The NFL is putting an end to Warren Sapp's pregame antics, ESPN's Chris Mortensen reported on Thursday.
The NFL notified Tampa Bay Buccaneers general manger Rich McKay on Thursday that Sapp is to cease running through opponents' pregame drills, as he did before Monday night's home game with the Indianapolis Colts, Mortensen reports.
Arrington looked directly into the TV camera on Wednesday and delivered a sharp message to Sapp.
"Sapp," Arrington said, "I'm going to get you."
Sapp laughed after reading Arrington's comments.
"You tell Mr. Can't Get Right, I'll be there at 10:30 a.m.
sharp, Eastern Standard Time. Tell him don't be looking for me
because I'm easily found," Sapp said, making reference to the
difficulty the Redskins had mastering the defense run by former
coordinator Marvin Lewis last season.

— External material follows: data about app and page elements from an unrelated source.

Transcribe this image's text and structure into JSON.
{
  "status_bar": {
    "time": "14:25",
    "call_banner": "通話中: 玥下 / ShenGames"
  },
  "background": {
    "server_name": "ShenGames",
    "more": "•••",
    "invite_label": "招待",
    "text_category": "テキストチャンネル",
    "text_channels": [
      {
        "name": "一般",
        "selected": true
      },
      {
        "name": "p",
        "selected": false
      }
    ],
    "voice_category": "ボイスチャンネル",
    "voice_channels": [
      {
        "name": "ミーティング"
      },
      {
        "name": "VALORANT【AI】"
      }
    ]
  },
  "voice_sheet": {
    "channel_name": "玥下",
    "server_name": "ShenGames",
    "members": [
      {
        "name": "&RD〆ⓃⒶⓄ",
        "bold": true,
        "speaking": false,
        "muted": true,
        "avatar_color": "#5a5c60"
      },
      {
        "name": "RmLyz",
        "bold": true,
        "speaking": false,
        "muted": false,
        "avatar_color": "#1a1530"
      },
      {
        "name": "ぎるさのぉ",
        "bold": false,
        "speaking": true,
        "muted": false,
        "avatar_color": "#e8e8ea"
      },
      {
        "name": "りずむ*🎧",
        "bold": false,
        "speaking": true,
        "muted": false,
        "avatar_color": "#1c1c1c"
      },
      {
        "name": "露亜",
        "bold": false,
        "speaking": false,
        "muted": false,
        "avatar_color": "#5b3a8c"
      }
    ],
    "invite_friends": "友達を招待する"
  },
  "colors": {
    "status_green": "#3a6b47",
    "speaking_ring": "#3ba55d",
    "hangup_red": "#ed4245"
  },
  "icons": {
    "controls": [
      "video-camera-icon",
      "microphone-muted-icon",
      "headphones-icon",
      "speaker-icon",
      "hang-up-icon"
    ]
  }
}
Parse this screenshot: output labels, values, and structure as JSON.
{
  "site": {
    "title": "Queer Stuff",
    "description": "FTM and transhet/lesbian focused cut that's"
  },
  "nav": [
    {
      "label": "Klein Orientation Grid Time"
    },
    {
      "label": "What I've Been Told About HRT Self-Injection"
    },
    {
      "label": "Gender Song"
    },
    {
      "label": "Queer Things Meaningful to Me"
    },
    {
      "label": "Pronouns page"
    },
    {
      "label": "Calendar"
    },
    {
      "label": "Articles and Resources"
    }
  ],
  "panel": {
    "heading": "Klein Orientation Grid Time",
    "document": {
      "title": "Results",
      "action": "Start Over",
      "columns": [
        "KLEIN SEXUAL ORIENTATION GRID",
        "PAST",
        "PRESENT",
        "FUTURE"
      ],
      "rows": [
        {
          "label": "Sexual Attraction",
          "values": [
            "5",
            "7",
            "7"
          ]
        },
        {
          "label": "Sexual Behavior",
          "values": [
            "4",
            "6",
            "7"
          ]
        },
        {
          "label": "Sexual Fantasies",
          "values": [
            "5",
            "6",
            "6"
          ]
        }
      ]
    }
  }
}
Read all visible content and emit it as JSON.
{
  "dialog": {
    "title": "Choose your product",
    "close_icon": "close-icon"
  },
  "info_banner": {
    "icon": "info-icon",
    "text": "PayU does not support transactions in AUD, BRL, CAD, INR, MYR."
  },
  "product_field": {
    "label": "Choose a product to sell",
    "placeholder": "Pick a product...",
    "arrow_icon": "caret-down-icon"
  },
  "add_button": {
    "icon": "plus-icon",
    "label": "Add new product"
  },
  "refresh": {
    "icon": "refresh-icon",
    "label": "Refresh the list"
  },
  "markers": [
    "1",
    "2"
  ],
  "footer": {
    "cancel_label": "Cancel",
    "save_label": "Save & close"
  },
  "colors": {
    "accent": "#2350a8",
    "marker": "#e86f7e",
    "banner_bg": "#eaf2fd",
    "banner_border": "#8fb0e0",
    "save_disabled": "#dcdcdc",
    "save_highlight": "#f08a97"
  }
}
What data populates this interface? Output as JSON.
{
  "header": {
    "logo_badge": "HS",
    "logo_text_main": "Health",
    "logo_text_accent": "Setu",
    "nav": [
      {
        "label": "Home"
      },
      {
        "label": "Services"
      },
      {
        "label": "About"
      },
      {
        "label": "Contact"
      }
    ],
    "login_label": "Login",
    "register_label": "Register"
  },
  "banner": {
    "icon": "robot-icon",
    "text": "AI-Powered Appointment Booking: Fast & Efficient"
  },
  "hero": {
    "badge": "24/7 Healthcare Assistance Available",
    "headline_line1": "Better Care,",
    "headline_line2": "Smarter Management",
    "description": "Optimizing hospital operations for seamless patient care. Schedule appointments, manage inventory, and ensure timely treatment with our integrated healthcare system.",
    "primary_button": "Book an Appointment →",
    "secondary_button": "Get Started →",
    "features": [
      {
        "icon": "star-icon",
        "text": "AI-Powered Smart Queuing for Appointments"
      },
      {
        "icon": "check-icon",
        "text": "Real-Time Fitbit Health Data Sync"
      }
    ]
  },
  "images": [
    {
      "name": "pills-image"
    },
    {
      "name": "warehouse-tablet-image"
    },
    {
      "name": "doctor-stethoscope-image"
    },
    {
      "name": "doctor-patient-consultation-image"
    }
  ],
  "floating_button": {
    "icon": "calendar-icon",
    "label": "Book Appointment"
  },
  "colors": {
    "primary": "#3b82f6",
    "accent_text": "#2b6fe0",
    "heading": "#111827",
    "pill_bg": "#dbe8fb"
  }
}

The NFL told McKay, who is co-chairman of the competition committee, that Sapp would be subject to disciplinary action and that the Bucs would be assessed a 15-yard penalty for unsportsmanlike conduct on the opening kickoff if Sapp continues to interrupt pregame drills, Mortensen reported.
The league also told McKay that if a fight broke out as a result of Sapp's actions, Sapp could be subject to immediate ejection for provocation.
"The league considers Sapp's action as provocative, promoting retaliation, and it's impermissible," NFL spokesman Greg Aiello told Mortensen.
Washington coach Steve Spurrier called the Arrington-Sapp trash talk "just
a little conversation."
"It's OK in pro football," Spurrier said. "In college, you
shouldn't do that. Our game is a little bit different. There's more
freedom of speech."
Tampa Bay coach Jon Gruden hadn't read the notification.
"League policy is what it is," Gruden said. "Obviously, this
is an issue that's important to the league and they're going to
make it well known to us, and we'll do everything we can to enforce it."
Chris Mortensen provides reports for ESPN's "Sunday NFL Countdown," "Monday NFL Countdown," "SportsCenter" and ESPN Radio.
Information from The Associated Press was used in this report.